There are many activities that can be played by using a blindfold. Any scarf or sleep mask will do.
One such activity is by the touch or taste challenge. Get different summer-related items like a snorkel, tube, sunscreen, beachball ect. A student puts on a blindfold and you give them different items to touch and identify.
You can then let them use the items in a role-play or write a story, whatever you feel like you want to do.
If it’s in your budget, you could get fresh summer fruits for them to taste – watermelon, apple, oranges. As a cheaper option, you can use fruit-flavored sweets instead of the real thing.

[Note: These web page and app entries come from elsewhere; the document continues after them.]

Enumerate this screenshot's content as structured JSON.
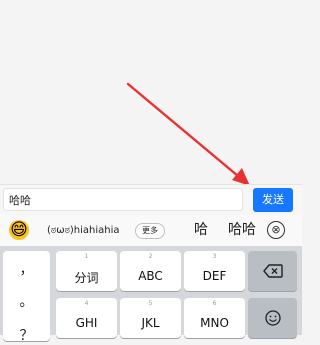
{
  "input_bar": {
    "message_text": "哈哈",
    "send_label": "发送"
  },
  "candidates": {
    "emoji": "😄",
    "kaomoji": "(ಠωಠ)hiahiahia",
    "more_label": "更多",
    "word1": "哈",
    "word2": "哈哈",
    "close_glyph": "⊗"
  },
  "keyboard": {
    "punct_keys": [
      "，",
      "。",
      "？"
    ],
    "row1": [
      {
        "num": "1",
        "label": "分词"
      },
      {
        "num": "2",
        "label": "ABC"
      },
      {
        "num": "3",
        "label": "DEF"
      }
    ],
    "row2": [
      {
        "num": "4",
        "label": "GHI"
      },
      {
        "num": "5",
        "label": "JKL"
      },
      {
        "num": "6",
        "label": "MNO"
      }
    ],
    "delete_icon": "backspace-icon",
    "emoji_icon": "smiley-icon"
  },
  "colors": {
    "send_button": "#1678ff",
    "arrow": "#e8322f",
    "keyboard_bg": "#d4d7dc"
  }
}
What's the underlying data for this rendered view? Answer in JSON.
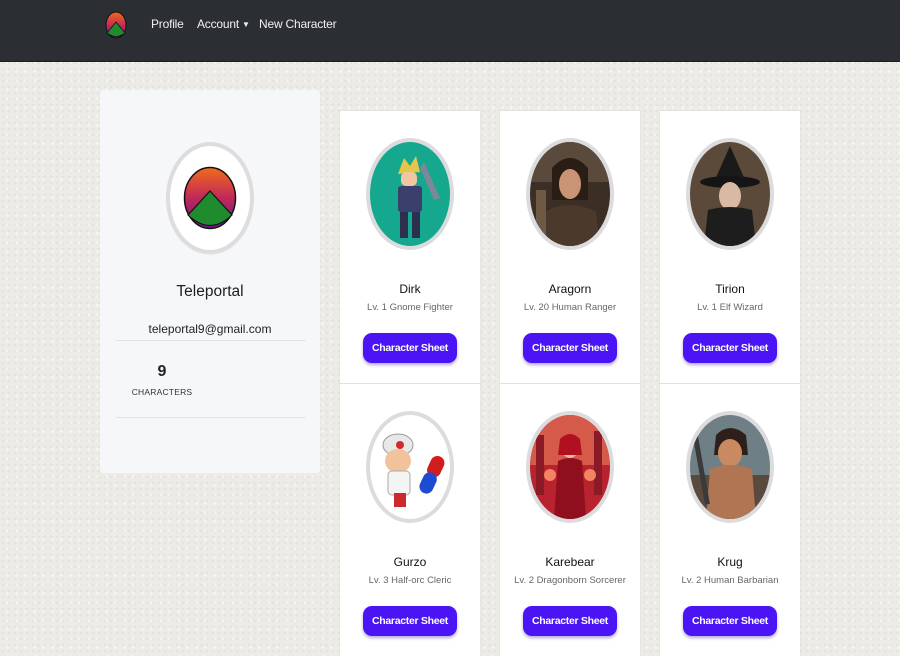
{
  "nav": {
    "logo_icon": "teleportal-logo-icon",
    "profile": "Profile",
    "account": "Account",
    "new_character": "New Character"
  },
  "profile": {
    "username": "Teleportal",
    "email": "teleportal9@gmail.com",
    "characters_count": "9",
    "characters_label": "CHARACTERS"
  },
  "characters": [
    {
      "name": "Dirk",
      "subtitle": "Lv. 1 Gnome Fighter",
      "button": "Character Sheet"
    },
    {
      "name": "Aragorn",
      "subtitle": "Lv. 20 Human Ranger",
      "button": "Character Sheet"
    },
    {
      "name": "Tirion",
      "subtitle": "Lv. 1 Elf Wizard",
      "button": "Character Sheet"
    },
    {
      "name": "Gurzo",
      "subtitle": "Lv. 3 Half-orc Cleric",
      "button": "Character Sheet"
    },
    {
      "name": "Karebear",
      "subtitle": "Lv. 2 Dragonborn Sorcerer",
      "button": "Character Sheet"
    },
    {
      "name": "Krug",
      "subtitle": "Lv. 2 Human Barbarian",
      "button": "Character Sheet"
    }
  ],
  "colors": {
    "navbar": "#2b2f33",
    "button": "#4a14f4",
    "page_background": "#ecebe5",
    "card": "#ffffff"
  }
}
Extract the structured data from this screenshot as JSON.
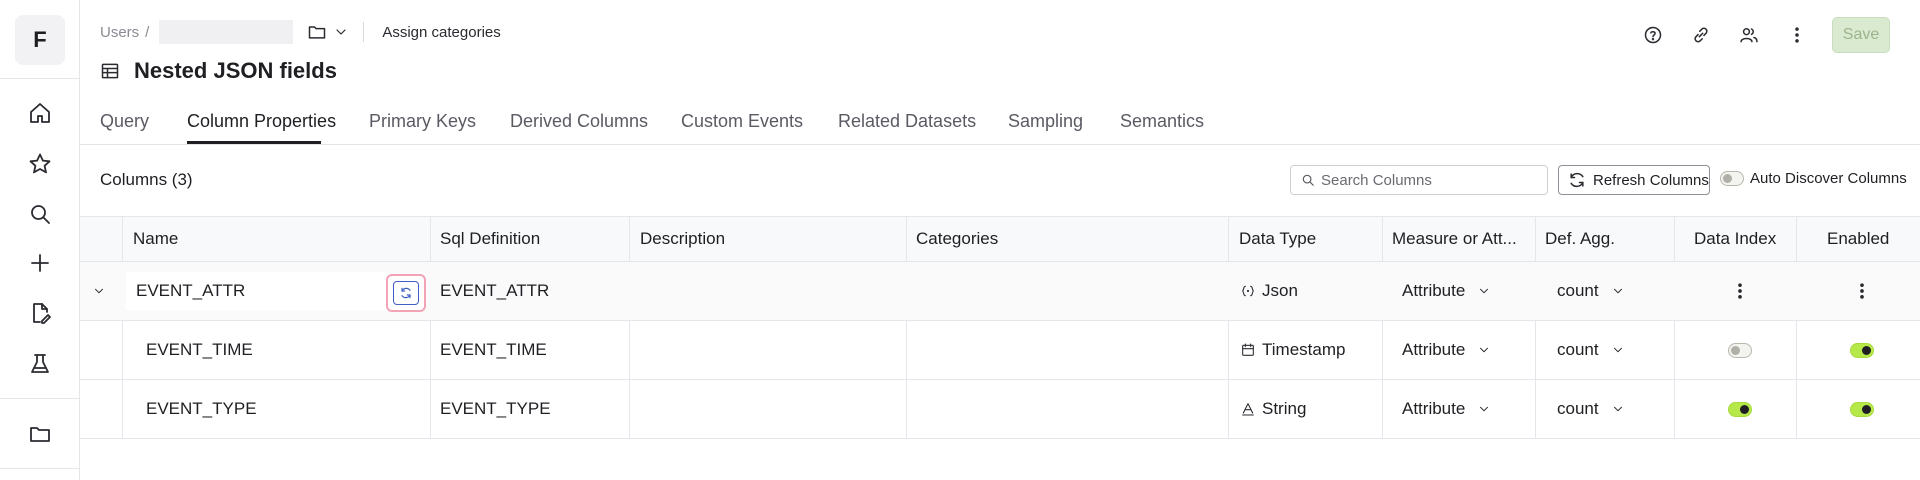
{
  "app": {
    "logo_letter": "F"
  },
  "breadcrumb": {
    "root": "Users",
    "separator": "/",
    "assign_label": "Assign categories"
  },
  "page": {
    "title": "Nested JSON fields"
  },
  "header_actions": {
    "save_label": "Save"
  },
  "tabs": [
    {
      "label": "Query",
      "active": false
    },
    {
      "label": "Column Properties",
      "active": true
    },
    {
      "label": "Primary Keys",
      "active": false
    },
    {
      "label": "Derived Columns",
      "active": false
    },
    {
      "label": "Custom Events",
      "active": false
    },
    {
      "label": "Related Datasets",
      "active": false
    },
    {
      "label": "Sampling",
      "active": false
    },
    {
      "label": "Semantics",
      "active": false
    }
  ],
  "toolbar": {
    "columns_count": "Columns (3)",
    "search_placeholder": "Search Columns",
    "refresh_label": "Refresh Columns",
    "auto_discover_label": "Auto Discover Columns",
    "auto_discover_on": false
  },
  "table": {
    "headers": [
      "Name",
      "Sql Definition",
      "Description",
      "Categories",
      "Data Type",
      "Measure or Att...",
      "Def. Agg.",
      "Data Index",
      "Enabled"
    ],
    "rows": [
      {
        "name": "EVENT_ATTR",
        "sql": "EVENT_ATTR",
        "description": "",
        "categories": "",
        "data_type": "Json",
        "type_icon": "json-icon",
        "measure": "Attribute",
        "agg": "count",
        "data_index": "menu",
        "enabled": "menu"
      },
      {
        "name": "EVENT_TIME",
        "sql": "EVENT_TIME",
        "description": "",
        "categories": "",
        "data_type": "Timestamp",
        "type_icon": "calendar-icon",
        "measure": "Attribute",
        "agg": "count",
        "data_index": "off",
        "enabled": "on"
      },
      {
        "name": "EVENT_TYPE",
        "sql": "EVENT_TYPE",
        "description": "",
        "categories": "",
        "data_type": "String",
        "type_icon": "text-type-icon",
        "measure": "Attribute",
        "agg": "count",
        "data_index": "on",
        "enabled": "on"
      }
    ]
  },
  "colors": {
    "accent_toggle": "#b7e84a",
    "save_bg": "#d9ead0",
    "highlight": "#f2a3b5"
  }
}
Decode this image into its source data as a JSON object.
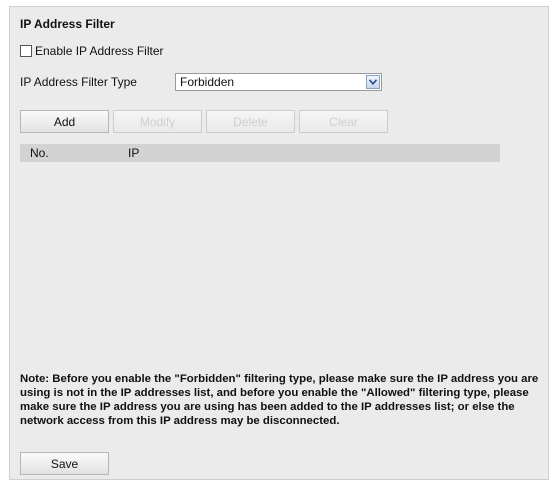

Another fun blindfold activity for question practice is to have everyone stand in a circle with one student in the center wearing the blindfold. Spin him/her around a few times and have him ask the nearest student a question. When the student answers, the blindfolded student must guess who it is. Let students think and write some ideas for questions before starting. You can let students change once they guess the correct person.
Travel is another common activity that takes place during the summer months. A fun activity is to help your students plan real or virtual summer vacations. They create a personal itinerary and discuss or write about their plans. I added a list of Travel Questions that students can ask each other in the worksheet file which you can get for free once you join the Etacude email list.
Suitcase of Random items
Another travel-related activity is to have a suitcase with many random items. If you don’t want to do that, you could find a picture on the internet of a collection of items or it could be many people in one photo, almost like Where’s Waldo. Give the students a minute to study the suitcase contents or picture. Then they write everything they saw. It could be fun to put students in pairs to write everything down together. After that, randomly remove a few of the items, students then have to guess what’s missing.
They can also create a dialogue or story based on the items.
Create a list for the summer scavenger hunt. There is an example in the link to resources. Students walk around the class (or outside if possible) and make their own scavenger list of things to see. They should try to make it specific. Then randomly redistribute the lists to everyone. They have to walk around and find the items. After you’ve given them time to complete, put them in groups and where they explain the items and where they were found to the other students.
This is a good activity to practice prepositions and explain where things are.
Planning a Picnic
Summer is also a popular season for picnics and barbeques. Discuss with your student how they would plan and organize a (real or imaginary) picnic or barbecue. The students create a Mind Map about the best location, weather, food, and beverages for the event. Practice conversations about verbal invitations and review writing invitations with your student. Help your students discover some in-season dishes they would like to make and they can write a recipe for foods they would like to create. Many great places you can take this activity.
Summer Bucket List
Students create a summer bucket list. They write what activities they hope to do that summer. After sharing their bucket lists, they can plan a timeline to explain how they might achieve these goals.
It’s very important for students to share these ideas with their classmates in pairs or small groups, and then they share what their friend is planning to do. This is a great way to practice listening for information and then sharing it. Also, I’ve found that students are less shy to speak in front of the class if they are talking about another friend’s activities instead of their own.
So these are 10 summer games and activities for class. Check out this next video for more fun and easy activities you can do in class.